The statistics listed in this site are taken from public data published by the Japanese MPT, at the end of the fiscal year ending March of each calendar year. The tables in the site have been restated for calendar year.
Care must be taken in comparing this data to "equivalent" U.S. FCC data. There are many differences in the in regulations that make direct comparisons problematic. Still similarities exist. The Japanese system has led the world in liberalization of licensing, which led to its rapid growth. This information may be useful in projecting trends in the Amateur Radio service in other countries planning further liberalization of the license process.
Please use this data carefully. Consider the following points:
The Japanese MPT issues two separate licenses to Amateurs - an Operator License, and a Station License. There are four Operator Classes: 1st, 2nd, 3rd, and 4th which are roughly equivalent to the U.S. Extra, General, Tech Plus, and Technician licenses. Operator permits are for life, and the MPT has no way of tracking status of licensees, so the data published really states the cumulative total of Operator licenses that have ever been issued. As a result there are approximately four times as many amateurs with operating licenses in Japan as in the U.S., with a population less than half.
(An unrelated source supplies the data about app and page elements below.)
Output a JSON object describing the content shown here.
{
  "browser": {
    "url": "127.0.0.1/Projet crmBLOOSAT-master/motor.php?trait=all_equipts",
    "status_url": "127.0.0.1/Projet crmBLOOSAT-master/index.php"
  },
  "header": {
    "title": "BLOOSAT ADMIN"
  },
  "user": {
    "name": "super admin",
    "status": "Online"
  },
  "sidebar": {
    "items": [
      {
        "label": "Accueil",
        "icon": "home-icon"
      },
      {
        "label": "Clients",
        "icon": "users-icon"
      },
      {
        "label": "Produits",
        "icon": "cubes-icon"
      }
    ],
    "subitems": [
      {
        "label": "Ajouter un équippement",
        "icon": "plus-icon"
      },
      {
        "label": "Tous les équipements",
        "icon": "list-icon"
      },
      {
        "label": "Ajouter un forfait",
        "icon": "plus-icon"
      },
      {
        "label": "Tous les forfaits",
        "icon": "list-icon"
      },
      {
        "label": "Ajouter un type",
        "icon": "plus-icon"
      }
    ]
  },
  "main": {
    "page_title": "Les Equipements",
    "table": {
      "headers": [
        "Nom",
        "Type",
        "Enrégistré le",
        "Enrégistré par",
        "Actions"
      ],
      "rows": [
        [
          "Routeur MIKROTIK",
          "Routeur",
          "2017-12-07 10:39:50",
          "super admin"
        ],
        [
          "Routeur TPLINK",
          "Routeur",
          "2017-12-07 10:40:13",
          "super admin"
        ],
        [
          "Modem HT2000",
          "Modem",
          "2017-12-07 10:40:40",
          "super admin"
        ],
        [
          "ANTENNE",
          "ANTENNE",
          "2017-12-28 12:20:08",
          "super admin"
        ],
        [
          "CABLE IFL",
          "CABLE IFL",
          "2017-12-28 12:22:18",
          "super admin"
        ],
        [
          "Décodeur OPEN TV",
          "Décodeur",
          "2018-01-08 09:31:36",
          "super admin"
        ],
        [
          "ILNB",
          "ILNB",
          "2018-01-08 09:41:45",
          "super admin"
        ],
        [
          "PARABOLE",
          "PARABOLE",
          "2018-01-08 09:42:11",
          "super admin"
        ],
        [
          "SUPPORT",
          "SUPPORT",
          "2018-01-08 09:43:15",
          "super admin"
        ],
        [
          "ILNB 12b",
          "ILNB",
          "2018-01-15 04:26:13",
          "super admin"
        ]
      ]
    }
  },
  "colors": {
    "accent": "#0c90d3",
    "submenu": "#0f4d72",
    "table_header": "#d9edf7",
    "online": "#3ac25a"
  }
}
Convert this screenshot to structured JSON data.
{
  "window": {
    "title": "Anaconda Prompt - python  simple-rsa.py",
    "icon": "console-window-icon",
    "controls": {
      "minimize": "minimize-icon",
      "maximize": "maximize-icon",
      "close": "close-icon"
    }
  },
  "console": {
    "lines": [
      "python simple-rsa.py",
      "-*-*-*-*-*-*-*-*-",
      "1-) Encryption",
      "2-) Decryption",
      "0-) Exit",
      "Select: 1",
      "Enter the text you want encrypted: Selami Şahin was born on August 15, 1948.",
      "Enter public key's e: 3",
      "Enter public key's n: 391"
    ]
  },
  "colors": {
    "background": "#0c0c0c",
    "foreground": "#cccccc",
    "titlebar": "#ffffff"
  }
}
Operators upgrading to higher class licenses retain all previous licenses, so the statistics "double count" amateurs, overstating the total number of licensees. Statistics in this site for "New Amateurs" are computed by simple difference with the previous year and so slightly overstates growth of Japanese Amateur Radio Operators.
U. S. Amateur licenses are now for ten years, so a direct comparison can not be made. Effects of "loss of interest" in Amateur Radio would show up more quickly in Japan if renewals drop off. Unsurprisingly this is evident in station statistics in the last four years.
Japanese Station license fees are about ¥15,000 ($120) for a new license and and additional ¥3,500 ($28) for each five year renewal. The relatively high fees may affect the Amateur Radio service, especially during times of slow economic growth.
The JARL handles the international QSO bureau only for members, an important incentive for some members operating HF to join. This should be considered when comparing membership data to other counties.
In 1996, the need to copy the Japanese Katakana CW code set at 12 wpm was dropped from the First Class operator license requirements. This alphabet of 48 characters, in addition to International Morse, was a significant hurdle for even average Japanese nationals. International Morse at 20 wpm remains a requirement. Note the substantial increase of this class of Japanese operators in 1997 as a result.
Best 73 de Joe Speroni, AH0A/7J1AAA